Late last month, members of the AXIS/GFA leadership team once again made the trip to Phoenix for the 2017 installment of The Lodging Conference. Recognized as one of the most important events on the hotel industry’s calendar, the 2017 event saw a number of changes to the event’s format, most notable of which was the hosting of the conference later in the year – a change which provided the benefit of additional clarity for keynote analysis and breakout discussion. Amidst that analysis and discussion two questions stood out: Could the hospitality industry finally be post-cyclical? What impact might the proliferating number of hotel brands have on hotel development?
Contemplating a post-cyclical industry
Regular readers of The Praxis will no doubt recall a common theme in our post-Lodging Conference reports in recent years has been the industry’s ongoing inability to identify when the current growth cycle would end. In our October 2016 blog post, “The end of the cycle is near…but this time we think we mean it.”, we capture how attendees of last year’s Lodging Conference went out of their way to rationalize the imminent end of the current cycle – something they had done in the previous two years as well. With the opening of the 2017 Lodging Conference, it was clear analysts had grown weary of predicting the end of a cycle that stubbornly refuses to capitulate, and instead had started to consider that new fundamentals might be at play. While average daily rates may have peaked in many key markets as indicated by Ali Hoyt, Senior Director of Consulting and Analytics at STR in her Day One keynote address, demand continues to outpace supply, while RevPAR in those markets is anticipated to continue to grow through 2019. The result is either a very soft landing to the cycles in those indicator markets, or, as Stonebridge Companies President and CEO Navin Dimond captured it, the market is starting to operate under new fundamentals where down-cycles are seemingly very similar to growth cycles – and potentially equally profitable. In either case, developers are likely to continue to find success in minor markets through 2019 as guest demand and consumer-side fundamentals continue to keep the industry moving in a positive direction.

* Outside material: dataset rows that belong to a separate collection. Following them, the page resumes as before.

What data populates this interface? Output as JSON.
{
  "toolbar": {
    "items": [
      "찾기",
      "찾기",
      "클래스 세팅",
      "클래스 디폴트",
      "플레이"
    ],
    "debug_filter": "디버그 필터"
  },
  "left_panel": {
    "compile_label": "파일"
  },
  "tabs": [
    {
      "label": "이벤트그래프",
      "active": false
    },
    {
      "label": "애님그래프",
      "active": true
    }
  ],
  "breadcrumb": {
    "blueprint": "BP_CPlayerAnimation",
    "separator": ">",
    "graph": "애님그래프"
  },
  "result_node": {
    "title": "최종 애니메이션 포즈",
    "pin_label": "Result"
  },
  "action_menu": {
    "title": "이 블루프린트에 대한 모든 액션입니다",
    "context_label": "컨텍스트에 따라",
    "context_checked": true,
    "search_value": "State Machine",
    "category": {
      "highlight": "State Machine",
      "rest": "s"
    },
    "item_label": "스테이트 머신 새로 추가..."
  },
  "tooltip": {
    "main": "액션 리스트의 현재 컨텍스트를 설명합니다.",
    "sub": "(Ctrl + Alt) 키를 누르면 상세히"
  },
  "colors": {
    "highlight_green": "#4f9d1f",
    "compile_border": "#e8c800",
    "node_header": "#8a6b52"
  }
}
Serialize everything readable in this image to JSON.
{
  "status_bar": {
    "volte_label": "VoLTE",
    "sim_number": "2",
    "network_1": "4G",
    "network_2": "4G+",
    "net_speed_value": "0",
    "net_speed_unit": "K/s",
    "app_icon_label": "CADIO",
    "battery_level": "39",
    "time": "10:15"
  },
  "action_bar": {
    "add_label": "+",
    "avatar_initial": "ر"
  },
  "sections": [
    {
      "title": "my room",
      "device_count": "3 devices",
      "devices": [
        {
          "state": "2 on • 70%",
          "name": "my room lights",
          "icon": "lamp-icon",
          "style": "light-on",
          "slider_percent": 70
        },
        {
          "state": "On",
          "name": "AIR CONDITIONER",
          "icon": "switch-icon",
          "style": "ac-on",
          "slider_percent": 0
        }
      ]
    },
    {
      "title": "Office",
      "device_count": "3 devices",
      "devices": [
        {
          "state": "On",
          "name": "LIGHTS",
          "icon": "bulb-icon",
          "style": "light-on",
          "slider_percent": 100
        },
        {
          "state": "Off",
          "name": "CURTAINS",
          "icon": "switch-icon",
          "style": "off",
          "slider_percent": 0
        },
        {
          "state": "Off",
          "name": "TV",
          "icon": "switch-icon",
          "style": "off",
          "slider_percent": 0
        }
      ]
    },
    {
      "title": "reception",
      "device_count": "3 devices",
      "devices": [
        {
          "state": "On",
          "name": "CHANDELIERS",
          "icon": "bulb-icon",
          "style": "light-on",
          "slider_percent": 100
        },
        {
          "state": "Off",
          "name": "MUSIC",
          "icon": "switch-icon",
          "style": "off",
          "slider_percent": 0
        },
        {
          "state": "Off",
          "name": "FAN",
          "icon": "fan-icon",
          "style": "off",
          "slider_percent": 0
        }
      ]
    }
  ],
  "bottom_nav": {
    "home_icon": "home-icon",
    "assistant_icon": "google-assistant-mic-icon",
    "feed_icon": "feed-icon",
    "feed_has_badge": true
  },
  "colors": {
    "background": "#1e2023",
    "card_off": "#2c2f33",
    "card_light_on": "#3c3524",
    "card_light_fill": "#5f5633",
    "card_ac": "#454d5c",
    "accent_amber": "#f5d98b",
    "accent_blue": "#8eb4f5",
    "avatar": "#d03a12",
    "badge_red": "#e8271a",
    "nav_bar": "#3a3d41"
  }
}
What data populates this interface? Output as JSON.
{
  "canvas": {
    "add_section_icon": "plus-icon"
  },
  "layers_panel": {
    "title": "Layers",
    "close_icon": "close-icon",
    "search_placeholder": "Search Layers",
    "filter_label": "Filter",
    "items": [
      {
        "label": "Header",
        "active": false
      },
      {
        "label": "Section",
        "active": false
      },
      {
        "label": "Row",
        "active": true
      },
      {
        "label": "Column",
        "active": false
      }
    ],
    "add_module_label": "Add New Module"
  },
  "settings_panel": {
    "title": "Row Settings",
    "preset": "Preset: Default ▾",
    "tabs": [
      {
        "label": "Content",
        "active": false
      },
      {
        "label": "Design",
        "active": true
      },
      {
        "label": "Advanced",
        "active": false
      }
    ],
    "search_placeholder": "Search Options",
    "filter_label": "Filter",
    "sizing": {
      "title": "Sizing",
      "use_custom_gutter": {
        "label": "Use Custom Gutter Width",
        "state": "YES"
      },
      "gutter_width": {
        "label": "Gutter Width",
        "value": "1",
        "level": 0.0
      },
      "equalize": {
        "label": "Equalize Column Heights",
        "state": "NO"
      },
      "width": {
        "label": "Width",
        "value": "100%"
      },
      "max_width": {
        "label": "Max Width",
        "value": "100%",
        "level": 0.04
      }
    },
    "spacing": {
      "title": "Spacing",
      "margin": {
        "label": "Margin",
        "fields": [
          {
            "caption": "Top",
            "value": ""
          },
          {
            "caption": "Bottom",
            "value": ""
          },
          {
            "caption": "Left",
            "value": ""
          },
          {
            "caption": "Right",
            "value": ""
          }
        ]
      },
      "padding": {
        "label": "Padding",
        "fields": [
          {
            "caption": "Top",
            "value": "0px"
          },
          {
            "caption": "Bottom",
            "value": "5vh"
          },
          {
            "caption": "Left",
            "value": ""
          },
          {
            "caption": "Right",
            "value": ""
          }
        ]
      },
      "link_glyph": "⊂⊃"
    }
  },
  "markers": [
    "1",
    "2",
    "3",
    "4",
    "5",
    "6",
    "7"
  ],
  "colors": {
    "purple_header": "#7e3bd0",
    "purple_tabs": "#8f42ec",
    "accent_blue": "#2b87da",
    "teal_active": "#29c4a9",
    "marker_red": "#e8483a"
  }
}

Opportunity with increasing brand segmentation
As developers look to increase supply to satisfy that curiously ever-growing demand, hotel companies like Marriott and Hilton are compelled to consider new approaches. Mature brands – like Courtyard by Marriott and Hampton by Hilton – are starting to become saturated in many major markets. Unlike Starbucks however, having two of the same hotel down the street from one another is not a viable option. The solution? Brand segmentation and spin-off soft brands. A perfect example of this approach is Wyndham Hotel Group, which issued a release to coincide with the 2017 Lodging Conference announcing the addition of another six hotels to its soft brand collection, bringing the total number of hotels in their soft brand portfolio to 61.
For 2018 and into 2019, underdeveloped minor markets can expect to see an increase in the number of select and limited service spin-off and soft brand projects. For hotel architects, designers, and builders, a de-emphasis of brand prototypes is expected – even for limited service properties – as developers look to provide a unique stay experience to differentiate their property from the hotel being built across the street.